To answer this problem, the Internal Revenue Service (IRS) recently issued a 2019 draft version of Form W-4 (Employee’s Withholding Allowance Certificate) and its instructions. The form has been updated to improve withholding accuracy due to the major tax law changes in the Tax Cuts and Jobs Act.

The draft version of the 2019 Form W-4 is one full page with eleven pages of instructions. An individual with a simple tax situation may be able to use the brief instructions on the back of the form; however, those with more complex situations will likely need to use the worksheets provided with the instructions.

The IRS stated that the focus of the form is to move away from the number of withholding allowances to more direct reporting of adjustments to income.
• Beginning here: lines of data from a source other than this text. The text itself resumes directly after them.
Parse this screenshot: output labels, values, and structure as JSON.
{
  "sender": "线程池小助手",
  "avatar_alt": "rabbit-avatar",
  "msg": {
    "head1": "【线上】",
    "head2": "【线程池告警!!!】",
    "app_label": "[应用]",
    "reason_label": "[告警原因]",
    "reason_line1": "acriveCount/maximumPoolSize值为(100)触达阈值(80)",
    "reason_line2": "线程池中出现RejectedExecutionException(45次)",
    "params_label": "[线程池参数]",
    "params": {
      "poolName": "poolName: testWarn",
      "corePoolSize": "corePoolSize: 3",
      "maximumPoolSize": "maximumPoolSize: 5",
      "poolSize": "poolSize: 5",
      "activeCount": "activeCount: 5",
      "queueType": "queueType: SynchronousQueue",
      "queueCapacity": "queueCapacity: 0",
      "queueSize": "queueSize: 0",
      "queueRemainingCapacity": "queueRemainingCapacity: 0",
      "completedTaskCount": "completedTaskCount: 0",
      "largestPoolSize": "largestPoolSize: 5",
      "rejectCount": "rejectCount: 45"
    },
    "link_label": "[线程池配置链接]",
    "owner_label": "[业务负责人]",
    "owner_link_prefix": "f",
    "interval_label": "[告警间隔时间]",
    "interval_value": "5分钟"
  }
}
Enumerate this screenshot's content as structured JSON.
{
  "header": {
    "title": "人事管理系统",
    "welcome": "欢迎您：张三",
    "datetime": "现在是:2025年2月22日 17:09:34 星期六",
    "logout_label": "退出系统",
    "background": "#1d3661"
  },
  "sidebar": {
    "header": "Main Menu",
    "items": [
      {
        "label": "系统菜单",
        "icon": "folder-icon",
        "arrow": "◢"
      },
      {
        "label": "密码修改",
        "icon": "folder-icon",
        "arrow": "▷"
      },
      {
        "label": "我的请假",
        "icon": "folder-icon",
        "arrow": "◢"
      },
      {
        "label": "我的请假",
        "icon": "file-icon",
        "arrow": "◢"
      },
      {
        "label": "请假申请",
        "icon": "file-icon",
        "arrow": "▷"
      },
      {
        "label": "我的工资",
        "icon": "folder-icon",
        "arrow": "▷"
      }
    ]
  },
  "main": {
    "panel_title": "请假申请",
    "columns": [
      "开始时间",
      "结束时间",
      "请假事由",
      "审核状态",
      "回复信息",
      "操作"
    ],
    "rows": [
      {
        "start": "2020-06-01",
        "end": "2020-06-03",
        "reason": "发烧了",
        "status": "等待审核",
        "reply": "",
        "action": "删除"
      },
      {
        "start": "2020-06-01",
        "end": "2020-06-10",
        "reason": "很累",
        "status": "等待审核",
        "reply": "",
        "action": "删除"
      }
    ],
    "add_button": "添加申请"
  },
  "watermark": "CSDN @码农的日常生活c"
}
While federal income tax is the personal liability of each employee, employers are likely to find a great deal of confusion among their employee base when dealing with this issue, especially for 2018.  The undesirable outcome of having employees write significant checks to the IRS for 2018 income tax liabilities can be avoided with some careful planning at this stage.

Should you have questions or comments, please contact Bob Grossman or Don Johnston.